AB - We recently reported that resting hippocampal, basal ganglia and midbrain perfusion is elevated in people at ultra-high risk (UHR) for psychosis. The present study sought to replicate our previous finding in an independent UHR cohort, and examined the relationship between resting perfusion in these regions, psychosis and depression symptoms, and traumatic experiences in childhood. Pseudo-Continuous Arterial Spin Labelling (p-CASL) imaging was used to measure resting cerebral blood flow (rCBF) in 77 UHR for psychosis individuals and 25 healthy volunteers in a case-control design. UHR participants were recruited from clinical early detection services at three sites in the South of England. Symptoms levels were assessed using the Comprehensive Assessment of At Risk Mental States (CAARMS), the Hamilton Depression Scale (HAM-D), and childhood trauma was assessed retrospectively using the Childhood Trauma Questionnaire (CTQ). Right hippocampal and basal ganglia rCBF was significantly increased in UHR subjects compared to controls, partially replicating our previous finding in an independent cohort. In UHR participants, positive symptoms were positively correlated with rCBF in the right pallidum. CTQ scores were positively correlated with rCBF values in the bilateral hippocampus and negatively associated with rCBF in the left prefrontal cortex. Elevated resting hippocampal and basal ganglia activity appears to be a consistent finding in individuals at high risk for psychosis, consistent with data from preclinical models of the disorder. The association with childhood trauma suggests that its influence on the risk of psychosis may be mediated through an effect on hippocampal function.

KW - schizophrenia

KW - ultra high-risk

KW - cerebral blood flow

KW - childhood trauma

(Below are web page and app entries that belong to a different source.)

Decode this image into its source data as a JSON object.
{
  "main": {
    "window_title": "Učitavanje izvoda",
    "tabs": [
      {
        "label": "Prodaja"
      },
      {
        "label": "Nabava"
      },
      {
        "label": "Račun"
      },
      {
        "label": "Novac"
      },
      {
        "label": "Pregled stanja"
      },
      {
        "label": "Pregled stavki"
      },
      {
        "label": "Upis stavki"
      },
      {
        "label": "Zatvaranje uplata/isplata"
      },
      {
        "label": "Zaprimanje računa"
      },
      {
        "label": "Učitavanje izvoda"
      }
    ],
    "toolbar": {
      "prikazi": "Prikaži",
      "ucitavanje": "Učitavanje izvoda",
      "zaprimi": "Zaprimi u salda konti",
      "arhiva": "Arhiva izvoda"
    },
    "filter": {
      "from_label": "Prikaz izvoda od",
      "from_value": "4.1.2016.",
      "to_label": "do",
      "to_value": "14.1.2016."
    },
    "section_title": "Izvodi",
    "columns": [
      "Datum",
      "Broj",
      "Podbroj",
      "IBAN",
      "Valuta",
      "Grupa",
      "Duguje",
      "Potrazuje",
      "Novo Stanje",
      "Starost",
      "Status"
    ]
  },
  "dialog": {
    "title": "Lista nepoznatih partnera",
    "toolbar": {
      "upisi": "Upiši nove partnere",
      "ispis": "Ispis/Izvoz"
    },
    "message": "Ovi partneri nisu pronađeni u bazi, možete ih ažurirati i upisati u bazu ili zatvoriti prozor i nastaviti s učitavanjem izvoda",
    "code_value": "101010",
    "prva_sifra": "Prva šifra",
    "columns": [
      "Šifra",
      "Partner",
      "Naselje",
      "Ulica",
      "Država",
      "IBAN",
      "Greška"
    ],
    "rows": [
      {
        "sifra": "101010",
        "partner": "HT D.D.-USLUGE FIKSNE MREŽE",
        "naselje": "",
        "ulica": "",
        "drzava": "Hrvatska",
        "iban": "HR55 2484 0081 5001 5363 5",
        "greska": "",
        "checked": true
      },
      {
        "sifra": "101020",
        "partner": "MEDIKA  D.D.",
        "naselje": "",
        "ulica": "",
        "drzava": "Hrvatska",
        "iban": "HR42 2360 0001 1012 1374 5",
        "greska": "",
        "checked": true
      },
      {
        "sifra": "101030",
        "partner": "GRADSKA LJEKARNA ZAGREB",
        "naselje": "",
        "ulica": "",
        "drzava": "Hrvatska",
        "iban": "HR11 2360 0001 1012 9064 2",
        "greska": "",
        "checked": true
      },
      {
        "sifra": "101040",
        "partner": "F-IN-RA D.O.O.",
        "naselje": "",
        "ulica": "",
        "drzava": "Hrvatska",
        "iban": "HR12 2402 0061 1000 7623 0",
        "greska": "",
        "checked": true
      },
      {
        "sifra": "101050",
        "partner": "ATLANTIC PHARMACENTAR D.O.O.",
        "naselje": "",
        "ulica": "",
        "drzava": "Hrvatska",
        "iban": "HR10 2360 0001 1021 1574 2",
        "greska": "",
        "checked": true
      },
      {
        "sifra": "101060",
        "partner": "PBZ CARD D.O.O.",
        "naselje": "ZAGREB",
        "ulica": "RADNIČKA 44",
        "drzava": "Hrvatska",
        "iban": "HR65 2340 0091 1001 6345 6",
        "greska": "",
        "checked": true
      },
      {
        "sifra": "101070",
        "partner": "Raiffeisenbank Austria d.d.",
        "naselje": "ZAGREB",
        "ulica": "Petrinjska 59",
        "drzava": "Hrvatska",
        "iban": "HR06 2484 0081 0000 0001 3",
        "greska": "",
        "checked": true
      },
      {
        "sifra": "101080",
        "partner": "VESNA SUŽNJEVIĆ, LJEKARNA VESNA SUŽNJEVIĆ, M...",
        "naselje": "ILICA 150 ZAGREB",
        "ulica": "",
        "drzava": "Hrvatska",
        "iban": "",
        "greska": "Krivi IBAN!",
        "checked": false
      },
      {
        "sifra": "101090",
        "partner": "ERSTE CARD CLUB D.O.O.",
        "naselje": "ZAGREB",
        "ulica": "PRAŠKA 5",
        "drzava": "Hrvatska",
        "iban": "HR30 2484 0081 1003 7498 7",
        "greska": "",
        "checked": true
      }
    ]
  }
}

U2 - 10.1093/schbul/sbx169

DO - 10.1093/schbul/sbx169

M3 - Article

JO - Schizophrenia bulletin

JF - Schizophrenia bulletin

SN - 0586-7614

ER -